Hopefully, as this technology progresses and we gain a better understanding of it, thousands of unanswered questions will finally be answered.
OXFORD, England — The scholars at Oxford University are not sure how it works or why; all they know is that it does.
A relatively new technology called multispectral imaging is turning a pile of ancient garbage into a gold mine of classical knowledge, bringing to
light the lost texts of Sophocles and Euripides as well as some early Christian gospels that do not appear in the New Testament.
Originally developed by NASA scientists and used to map the surface of Mars, multispectral imaging was successfully applied to some badly charred
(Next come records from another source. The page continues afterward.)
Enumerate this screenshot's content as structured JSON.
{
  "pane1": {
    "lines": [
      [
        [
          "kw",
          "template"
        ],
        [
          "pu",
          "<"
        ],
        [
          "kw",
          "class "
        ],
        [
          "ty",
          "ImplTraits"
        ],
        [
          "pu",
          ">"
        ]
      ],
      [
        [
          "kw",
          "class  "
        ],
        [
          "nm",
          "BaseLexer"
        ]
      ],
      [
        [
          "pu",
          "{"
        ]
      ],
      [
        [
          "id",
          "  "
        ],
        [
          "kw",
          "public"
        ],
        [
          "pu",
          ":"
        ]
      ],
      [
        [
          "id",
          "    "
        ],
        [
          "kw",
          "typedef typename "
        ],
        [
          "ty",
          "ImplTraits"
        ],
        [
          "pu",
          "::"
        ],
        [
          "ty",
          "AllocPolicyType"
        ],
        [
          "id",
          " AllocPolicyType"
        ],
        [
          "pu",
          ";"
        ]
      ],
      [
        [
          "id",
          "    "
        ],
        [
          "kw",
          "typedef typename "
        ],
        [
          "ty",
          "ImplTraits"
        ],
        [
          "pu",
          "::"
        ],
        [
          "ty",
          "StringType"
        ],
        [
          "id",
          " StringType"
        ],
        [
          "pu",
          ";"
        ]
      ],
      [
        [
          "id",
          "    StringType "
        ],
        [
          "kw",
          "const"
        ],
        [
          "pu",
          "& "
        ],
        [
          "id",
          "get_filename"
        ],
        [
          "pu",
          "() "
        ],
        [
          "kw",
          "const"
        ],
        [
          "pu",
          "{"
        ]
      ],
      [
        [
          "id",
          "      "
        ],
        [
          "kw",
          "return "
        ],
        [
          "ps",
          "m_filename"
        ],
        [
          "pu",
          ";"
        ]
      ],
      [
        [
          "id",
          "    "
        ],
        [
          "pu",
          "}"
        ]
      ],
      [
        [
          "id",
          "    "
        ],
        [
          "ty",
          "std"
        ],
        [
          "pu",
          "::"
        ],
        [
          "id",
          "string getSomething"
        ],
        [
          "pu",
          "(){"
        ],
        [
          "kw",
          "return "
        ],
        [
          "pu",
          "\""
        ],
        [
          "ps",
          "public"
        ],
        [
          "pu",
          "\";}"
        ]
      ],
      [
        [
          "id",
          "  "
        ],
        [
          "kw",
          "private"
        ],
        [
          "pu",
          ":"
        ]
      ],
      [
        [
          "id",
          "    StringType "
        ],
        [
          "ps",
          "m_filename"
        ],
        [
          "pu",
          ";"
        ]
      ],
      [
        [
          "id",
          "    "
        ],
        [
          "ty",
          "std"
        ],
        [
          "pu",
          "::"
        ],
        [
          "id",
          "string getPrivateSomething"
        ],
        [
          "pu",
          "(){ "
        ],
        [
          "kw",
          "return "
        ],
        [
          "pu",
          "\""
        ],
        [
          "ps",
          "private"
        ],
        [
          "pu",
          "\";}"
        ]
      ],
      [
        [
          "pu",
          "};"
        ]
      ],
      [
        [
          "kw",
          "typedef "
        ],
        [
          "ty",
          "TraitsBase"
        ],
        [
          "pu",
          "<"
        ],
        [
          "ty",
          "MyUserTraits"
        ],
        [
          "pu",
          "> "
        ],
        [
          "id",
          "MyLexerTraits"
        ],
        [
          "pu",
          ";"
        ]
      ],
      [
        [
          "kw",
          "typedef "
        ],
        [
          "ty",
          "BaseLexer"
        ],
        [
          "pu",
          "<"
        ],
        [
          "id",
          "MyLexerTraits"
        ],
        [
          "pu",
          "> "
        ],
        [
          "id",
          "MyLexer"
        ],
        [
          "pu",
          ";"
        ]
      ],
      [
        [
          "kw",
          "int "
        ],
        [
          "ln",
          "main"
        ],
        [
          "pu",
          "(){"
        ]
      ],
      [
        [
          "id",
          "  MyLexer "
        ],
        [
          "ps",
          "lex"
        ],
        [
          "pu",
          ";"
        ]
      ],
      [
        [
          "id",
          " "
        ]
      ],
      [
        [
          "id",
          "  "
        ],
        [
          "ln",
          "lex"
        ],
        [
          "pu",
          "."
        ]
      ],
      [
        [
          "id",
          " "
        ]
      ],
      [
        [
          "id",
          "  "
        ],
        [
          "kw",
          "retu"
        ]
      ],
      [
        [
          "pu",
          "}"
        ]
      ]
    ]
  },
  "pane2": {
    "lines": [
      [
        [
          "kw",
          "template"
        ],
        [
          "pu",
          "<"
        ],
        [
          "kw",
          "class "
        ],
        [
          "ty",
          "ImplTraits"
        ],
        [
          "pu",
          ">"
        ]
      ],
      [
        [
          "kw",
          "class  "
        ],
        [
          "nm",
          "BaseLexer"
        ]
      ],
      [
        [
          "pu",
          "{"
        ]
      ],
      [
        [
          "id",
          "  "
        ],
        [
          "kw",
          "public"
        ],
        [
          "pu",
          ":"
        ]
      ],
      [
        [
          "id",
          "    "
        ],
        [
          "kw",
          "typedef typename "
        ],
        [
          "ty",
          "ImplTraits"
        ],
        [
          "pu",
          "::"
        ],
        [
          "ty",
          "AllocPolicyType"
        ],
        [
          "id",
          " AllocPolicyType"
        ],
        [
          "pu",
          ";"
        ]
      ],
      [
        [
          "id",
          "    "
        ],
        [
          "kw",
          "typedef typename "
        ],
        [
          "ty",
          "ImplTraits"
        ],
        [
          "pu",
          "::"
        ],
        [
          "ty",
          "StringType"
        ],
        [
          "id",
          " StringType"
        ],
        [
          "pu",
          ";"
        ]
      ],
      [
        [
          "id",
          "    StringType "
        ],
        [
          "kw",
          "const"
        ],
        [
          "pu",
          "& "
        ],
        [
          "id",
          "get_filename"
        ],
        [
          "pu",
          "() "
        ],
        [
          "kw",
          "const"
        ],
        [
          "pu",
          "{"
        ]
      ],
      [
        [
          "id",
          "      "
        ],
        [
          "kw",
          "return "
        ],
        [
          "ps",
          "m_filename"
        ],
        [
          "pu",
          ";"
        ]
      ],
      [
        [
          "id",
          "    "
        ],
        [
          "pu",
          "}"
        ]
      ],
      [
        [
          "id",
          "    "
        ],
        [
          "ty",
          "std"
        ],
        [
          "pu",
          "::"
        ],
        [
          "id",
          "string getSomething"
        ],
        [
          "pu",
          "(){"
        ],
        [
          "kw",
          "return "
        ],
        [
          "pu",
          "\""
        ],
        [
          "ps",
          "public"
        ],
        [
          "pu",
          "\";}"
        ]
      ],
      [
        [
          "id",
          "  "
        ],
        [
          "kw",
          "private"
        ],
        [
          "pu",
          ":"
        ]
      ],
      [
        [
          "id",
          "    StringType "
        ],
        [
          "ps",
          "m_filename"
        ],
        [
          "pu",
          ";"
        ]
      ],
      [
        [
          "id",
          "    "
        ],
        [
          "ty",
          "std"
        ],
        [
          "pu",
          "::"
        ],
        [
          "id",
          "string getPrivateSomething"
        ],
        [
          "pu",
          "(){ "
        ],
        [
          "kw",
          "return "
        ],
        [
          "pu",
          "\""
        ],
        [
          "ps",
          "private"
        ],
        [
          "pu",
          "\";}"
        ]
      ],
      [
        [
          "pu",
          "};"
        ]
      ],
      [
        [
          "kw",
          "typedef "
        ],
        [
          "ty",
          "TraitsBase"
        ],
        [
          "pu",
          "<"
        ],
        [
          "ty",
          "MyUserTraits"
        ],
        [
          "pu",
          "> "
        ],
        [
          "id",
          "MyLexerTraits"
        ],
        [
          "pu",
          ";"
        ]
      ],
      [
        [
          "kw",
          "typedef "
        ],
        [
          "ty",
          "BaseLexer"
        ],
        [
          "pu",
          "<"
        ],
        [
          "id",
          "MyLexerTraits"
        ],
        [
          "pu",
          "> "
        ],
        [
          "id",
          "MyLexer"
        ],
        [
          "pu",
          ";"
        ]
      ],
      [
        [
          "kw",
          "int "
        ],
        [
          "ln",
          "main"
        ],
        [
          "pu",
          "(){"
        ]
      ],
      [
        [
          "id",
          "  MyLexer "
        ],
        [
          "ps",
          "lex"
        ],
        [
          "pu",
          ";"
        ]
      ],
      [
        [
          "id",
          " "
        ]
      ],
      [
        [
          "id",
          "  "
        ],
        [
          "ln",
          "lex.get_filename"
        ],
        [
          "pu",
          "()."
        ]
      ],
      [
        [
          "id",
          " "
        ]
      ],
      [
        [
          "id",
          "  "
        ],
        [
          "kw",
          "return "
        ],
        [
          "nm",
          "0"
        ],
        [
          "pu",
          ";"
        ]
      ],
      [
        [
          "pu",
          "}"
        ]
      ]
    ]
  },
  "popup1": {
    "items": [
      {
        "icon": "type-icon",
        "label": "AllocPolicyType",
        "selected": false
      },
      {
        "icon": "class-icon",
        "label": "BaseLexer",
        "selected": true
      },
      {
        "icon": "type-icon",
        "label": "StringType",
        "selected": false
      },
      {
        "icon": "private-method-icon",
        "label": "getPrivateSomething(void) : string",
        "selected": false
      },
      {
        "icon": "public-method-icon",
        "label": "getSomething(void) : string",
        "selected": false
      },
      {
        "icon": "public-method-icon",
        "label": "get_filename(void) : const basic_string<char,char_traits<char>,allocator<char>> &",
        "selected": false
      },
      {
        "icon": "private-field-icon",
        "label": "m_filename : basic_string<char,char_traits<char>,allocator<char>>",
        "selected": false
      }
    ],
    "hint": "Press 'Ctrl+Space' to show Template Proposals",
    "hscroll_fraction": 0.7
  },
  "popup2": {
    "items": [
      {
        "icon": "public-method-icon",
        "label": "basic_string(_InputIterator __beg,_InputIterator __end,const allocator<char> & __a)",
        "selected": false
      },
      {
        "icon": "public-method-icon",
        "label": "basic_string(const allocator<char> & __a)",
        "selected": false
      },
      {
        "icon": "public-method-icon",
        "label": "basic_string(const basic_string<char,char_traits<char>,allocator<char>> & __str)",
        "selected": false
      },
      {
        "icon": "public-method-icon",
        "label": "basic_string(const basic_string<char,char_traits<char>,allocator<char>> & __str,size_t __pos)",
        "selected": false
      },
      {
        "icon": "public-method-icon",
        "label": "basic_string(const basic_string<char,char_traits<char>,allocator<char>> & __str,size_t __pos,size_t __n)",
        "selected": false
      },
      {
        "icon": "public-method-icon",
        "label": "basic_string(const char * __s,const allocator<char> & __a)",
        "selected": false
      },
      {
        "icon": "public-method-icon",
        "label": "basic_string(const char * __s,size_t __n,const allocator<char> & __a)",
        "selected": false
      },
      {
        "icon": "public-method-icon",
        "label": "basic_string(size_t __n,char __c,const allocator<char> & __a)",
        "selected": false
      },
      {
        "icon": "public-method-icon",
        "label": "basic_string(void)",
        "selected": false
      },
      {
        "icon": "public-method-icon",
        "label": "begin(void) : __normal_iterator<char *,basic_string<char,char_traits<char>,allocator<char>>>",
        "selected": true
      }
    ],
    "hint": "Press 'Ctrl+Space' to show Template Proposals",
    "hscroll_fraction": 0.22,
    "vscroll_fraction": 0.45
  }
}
Roman manuscripts that were buried during the eruption of Mount Vesuvius in A.D. 79. Examining those carbonized manuscripts under different
wavelengths of light suddenly revealed writing that had been invisible to scholars for two centuries.
Please visit the link provided for the complete story.
It will be great to see how much more light this technology shines on historical and religious events. I'm not sure how many people will be willing
to jump the fence one way or the other if they find something earthshattering in any "lost gospels," but I am sure this will definately cause more